Exercise objective » What lines below mention the word "time"? Copy each one.

START Data extract

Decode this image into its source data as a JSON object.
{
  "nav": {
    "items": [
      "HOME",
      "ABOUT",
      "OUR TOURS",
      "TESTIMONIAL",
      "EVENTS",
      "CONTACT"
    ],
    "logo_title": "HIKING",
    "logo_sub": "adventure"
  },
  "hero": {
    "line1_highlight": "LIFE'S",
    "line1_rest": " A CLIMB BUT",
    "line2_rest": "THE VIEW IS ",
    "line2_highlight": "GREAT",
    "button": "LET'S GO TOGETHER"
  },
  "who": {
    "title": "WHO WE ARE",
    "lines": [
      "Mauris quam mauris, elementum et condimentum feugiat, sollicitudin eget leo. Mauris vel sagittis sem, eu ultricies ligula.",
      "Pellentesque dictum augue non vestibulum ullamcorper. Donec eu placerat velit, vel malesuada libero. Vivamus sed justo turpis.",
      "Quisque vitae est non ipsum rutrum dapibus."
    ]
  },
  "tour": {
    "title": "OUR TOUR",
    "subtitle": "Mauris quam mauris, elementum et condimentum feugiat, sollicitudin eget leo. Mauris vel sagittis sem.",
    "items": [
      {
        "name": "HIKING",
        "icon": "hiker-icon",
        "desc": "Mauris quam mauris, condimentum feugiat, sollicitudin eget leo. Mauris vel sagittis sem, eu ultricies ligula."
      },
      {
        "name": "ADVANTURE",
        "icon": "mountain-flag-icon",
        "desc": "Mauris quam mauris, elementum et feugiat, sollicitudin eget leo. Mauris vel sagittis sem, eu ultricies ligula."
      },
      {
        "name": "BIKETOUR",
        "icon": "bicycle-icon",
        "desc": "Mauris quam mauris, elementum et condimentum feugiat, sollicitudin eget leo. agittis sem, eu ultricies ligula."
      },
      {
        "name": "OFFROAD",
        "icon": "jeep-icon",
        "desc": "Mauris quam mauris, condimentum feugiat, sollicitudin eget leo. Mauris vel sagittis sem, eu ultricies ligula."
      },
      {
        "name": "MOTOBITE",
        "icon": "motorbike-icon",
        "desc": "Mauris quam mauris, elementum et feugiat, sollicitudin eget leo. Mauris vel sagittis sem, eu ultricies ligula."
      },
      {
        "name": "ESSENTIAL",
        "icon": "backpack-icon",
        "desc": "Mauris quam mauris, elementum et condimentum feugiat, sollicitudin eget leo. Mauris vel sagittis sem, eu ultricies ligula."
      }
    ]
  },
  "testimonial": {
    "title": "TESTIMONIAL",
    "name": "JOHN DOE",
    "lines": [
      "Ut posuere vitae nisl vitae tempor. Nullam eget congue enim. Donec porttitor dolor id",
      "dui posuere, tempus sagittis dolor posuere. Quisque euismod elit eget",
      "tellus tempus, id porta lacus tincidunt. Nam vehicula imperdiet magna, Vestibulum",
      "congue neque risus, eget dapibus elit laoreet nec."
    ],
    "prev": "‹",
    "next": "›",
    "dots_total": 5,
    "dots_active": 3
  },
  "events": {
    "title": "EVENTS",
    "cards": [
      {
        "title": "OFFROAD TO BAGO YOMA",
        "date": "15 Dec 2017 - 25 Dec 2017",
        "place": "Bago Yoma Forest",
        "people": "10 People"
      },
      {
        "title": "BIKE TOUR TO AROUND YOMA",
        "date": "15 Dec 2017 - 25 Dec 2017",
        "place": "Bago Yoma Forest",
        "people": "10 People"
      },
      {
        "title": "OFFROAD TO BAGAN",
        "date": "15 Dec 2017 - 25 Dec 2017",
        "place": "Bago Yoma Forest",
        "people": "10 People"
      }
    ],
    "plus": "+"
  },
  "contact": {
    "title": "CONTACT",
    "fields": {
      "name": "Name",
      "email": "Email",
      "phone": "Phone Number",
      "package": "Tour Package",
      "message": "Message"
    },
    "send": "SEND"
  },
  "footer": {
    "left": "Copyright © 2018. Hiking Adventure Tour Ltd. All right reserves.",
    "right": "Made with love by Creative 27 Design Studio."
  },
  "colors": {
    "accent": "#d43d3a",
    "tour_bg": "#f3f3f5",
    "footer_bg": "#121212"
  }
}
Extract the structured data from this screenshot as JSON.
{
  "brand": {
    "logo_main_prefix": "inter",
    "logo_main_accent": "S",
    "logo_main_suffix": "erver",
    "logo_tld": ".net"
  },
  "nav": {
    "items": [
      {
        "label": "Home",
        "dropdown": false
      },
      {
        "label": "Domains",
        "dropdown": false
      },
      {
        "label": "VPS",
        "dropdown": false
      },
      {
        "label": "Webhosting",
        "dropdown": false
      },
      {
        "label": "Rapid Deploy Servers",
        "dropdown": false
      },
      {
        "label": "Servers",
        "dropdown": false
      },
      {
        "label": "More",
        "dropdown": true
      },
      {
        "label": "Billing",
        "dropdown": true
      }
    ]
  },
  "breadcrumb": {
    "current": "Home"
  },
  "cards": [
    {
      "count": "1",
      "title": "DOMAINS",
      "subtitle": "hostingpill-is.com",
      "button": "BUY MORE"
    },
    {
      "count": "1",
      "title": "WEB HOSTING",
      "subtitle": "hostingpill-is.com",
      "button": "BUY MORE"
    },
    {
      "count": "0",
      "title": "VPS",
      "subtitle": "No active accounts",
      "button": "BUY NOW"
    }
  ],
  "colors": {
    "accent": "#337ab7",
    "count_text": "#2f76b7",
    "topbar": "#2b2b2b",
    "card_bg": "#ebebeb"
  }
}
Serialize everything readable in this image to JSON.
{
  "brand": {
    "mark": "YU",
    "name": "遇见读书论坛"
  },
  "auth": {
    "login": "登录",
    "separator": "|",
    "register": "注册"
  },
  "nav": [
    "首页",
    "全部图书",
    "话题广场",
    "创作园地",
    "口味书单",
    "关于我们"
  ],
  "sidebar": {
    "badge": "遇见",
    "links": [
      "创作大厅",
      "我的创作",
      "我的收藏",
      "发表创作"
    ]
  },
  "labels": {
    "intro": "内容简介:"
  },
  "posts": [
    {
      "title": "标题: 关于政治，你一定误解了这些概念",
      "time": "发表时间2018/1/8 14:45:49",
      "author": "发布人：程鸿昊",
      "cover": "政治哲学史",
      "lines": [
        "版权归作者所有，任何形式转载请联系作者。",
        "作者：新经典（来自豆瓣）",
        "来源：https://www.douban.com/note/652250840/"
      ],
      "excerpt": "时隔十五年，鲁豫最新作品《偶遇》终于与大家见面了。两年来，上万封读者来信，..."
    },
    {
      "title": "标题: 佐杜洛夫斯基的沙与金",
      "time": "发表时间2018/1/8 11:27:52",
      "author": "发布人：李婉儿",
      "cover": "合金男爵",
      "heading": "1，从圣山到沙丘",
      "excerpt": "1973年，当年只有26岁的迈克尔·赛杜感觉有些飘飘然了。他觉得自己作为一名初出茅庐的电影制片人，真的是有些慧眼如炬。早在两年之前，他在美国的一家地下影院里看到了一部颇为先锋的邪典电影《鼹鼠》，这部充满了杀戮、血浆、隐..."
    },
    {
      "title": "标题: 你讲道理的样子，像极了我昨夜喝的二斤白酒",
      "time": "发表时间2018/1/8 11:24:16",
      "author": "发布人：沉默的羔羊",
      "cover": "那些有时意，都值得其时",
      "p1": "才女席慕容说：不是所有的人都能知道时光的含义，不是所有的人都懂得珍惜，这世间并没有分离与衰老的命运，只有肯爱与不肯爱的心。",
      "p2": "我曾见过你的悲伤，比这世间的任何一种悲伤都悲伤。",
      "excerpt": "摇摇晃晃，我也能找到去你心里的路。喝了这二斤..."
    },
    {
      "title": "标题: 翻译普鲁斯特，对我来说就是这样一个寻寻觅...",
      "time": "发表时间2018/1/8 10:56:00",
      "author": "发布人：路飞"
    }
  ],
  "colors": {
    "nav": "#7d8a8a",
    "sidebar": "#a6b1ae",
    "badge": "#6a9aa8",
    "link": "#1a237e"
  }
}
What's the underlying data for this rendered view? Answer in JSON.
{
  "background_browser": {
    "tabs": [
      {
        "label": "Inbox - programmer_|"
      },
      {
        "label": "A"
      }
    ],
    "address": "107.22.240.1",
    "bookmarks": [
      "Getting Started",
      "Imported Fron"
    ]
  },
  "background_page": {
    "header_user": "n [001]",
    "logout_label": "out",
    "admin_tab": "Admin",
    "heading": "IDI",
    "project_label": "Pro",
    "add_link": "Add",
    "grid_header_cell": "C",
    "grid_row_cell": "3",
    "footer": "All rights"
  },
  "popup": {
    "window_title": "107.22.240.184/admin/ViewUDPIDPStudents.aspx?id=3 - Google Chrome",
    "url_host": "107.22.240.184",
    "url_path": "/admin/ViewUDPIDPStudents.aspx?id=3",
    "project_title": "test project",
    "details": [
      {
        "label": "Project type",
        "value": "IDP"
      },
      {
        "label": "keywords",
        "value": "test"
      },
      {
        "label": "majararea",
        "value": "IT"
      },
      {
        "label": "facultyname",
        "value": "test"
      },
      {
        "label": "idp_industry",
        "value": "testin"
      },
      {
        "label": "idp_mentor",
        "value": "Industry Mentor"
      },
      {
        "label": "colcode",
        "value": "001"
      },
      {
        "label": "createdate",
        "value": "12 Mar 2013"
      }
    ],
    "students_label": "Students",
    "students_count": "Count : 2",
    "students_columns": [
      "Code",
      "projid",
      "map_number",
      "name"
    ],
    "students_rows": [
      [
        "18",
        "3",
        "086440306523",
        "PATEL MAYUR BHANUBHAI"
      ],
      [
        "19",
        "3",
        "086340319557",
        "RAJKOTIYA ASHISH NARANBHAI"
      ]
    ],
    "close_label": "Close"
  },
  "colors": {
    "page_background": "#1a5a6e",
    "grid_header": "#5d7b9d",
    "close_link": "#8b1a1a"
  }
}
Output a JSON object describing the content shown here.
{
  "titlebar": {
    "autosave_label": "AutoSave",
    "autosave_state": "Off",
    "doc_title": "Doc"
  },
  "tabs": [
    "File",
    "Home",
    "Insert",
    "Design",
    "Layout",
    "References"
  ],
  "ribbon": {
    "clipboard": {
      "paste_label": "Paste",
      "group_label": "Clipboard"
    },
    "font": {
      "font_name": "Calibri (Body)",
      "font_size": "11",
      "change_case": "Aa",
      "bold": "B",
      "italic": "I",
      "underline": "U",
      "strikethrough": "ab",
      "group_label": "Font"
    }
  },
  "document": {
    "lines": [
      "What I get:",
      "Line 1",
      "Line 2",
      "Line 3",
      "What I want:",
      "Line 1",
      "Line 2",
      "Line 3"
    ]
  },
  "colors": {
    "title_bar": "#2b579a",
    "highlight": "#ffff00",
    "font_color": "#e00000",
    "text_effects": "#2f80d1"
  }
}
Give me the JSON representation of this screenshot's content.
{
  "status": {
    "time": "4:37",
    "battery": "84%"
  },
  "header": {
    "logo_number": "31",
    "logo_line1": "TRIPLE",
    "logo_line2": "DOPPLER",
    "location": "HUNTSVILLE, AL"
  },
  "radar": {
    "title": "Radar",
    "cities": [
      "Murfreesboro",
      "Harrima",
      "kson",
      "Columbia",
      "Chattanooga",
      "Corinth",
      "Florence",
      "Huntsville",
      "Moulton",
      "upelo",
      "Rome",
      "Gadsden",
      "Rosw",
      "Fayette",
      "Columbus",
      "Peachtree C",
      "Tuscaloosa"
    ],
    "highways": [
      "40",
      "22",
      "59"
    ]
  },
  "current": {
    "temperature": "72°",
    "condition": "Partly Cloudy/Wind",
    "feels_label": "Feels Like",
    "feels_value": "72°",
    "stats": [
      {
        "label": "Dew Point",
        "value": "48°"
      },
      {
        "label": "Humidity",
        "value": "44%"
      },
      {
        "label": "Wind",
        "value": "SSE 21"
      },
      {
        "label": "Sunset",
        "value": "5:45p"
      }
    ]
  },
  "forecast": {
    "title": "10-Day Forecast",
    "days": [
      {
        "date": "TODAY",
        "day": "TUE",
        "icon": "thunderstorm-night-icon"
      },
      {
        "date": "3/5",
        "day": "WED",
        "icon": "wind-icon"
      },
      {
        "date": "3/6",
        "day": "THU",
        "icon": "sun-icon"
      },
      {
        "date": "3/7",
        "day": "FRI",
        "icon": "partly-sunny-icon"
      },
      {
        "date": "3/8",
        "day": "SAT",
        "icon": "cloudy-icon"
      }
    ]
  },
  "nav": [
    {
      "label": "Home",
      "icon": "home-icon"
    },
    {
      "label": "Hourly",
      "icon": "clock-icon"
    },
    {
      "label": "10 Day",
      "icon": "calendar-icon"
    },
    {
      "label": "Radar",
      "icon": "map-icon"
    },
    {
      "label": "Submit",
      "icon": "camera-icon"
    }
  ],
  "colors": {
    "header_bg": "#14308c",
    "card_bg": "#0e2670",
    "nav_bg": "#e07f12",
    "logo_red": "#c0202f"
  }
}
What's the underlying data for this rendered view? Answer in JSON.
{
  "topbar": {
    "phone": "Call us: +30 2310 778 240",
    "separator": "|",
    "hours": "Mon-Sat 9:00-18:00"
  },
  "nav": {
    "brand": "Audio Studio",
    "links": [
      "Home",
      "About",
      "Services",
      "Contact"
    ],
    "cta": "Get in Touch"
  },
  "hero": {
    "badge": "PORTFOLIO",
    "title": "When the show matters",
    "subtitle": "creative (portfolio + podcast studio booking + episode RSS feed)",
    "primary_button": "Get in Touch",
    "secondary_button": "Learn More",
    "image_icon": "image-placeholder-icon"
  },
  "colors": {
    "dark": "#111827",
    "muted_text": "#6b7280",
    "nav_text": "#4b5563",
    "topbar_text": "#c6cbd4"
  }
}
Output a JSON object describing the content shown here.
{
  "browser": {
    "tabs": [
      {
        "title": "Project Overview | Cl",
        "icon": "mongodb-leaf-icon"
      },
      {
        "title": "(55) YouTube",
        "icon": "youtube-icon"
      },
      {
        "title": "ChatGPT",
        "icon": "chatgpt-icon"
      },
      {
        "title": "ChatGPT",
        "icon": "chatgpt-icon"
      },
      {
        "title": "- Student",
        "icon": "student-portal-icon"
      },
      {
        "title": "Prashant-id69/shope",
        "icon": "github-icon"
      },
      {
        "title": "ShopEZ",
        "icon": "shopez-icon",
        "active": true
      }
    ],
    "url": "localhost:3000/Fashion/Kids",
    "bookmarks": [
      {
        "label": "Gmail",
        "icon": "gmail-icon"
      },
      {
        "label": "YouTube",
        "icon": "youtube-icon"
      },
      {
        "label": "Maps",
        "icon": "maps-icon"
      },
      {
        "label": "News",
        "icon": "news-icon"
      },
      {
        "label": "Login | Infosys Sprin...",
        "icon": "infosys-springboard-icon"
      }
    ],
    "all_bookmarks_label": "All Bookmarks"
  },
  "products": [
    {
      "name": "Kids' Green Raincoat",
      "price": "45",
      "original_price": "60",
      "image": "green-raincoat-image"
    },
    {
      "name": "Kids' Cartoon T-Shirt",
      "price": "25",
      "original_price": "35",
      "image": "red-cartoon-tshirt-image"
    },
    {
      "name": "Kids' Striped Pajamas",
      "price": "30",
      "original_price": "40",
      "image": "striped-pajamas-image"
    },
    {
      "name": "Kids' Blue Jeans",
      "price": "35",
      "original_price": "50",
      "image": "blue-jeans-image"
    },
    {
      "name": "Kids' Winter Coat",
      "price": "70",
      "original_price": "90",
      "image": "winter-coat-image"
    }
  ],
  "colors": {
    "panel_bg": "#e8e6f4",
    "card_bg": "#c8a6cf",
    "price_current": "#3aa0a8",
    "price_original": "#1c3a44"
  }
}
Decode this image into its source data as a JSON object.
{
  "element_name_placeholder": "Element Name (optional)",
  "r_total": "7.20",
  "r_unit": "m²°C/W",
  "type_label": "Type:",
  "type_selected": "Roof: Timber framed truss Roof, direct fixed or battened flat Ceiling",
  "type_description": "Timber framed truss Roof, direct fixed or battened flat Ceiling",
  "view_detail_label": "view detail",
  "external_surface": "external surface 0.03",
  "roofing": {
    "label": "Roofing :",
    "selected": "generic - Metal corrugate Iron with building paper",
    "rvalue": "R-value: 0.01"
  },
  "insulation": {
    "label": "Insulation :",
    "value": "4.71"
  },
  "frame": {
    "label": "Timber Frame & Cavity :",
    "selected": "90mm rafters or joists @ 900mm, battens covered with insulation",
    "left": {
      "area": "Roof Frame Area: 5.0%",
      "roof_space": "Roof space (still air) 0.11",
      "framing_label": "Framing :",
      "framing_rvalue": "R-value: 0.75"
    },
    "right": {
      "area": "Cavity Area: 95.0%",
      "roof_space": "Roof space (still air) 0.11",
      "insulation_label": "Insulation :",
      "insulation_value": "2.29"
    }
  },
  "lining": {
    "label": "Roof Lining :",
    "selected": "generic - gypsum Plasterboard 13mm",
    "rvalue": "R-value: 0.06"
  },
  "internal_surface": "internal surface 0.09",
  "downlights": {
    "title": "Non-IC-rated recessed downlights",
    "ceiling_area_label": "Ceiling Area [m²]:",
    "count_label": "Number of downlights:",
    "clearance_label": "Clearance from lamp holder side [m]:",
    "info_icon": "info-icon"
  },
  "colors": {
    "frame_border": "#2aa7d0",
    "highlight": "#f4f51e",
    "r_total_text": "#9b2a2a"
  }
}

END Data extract

Your response »
      "time": "发表时间2018/1/8 14:45:49",
      "time": "发表时间2018/1/8 11:27:52",
      "time": "发表时间2018/1/8 11:24:16",
      "time": "发表时间2018/1/8 10:56:00",
    "time": "4:37",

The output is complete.